• **PROBLEM REQUIREMENTS**
Lines containing "author" should be pulled from the material below.

————————

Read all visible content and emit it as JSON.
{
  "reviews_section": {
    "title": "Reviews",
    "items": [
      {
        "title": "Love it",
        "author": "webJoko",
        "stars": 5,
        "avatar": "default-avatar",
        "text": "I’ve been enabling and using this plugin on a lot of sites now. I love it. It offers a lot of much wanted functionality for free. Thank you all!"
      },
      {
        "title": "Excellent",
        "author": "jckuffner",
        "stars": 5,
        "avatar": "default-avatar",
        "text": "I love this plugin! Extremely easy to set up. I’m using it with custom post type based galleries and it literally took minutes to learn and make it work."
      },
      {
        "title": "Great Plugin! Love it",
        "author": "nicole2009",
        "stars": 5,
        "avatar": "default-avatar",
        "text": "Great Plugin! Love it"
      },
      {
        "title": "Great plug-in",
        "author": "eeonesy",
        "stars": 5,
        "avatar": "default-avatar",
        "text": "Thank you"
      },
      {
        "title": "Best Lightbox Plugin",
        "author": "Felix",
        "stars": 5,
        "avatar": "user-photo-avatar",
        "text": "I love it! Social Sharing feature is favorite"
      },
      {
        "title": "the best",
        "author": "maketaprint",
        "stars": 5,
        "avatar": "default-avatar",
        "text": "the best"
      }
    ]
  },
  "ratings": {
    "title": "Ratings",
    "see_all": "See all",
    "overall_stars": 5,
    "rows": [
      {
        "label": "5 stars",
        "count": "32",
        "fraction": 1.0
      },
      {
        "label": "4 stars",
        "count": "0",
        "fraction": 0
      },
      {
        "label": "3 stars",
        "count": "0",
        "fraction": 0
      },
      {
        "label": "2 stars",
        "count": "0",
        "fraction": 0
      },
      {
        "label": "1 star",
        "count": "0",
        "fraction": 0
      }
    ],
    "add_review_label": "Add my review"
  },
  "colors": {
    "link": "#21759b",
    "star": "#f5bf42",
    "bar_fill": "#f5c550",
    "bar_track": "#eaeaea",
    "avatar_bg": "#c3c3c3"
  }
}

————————

• **ANSWER TO THIS TASK**
        "author": "webJoko",
        "author": "jckuffner",
        "author": "nicole2009",
        "author": "eeonesy",
        "author": "Felix",
        "author": "maketaprint",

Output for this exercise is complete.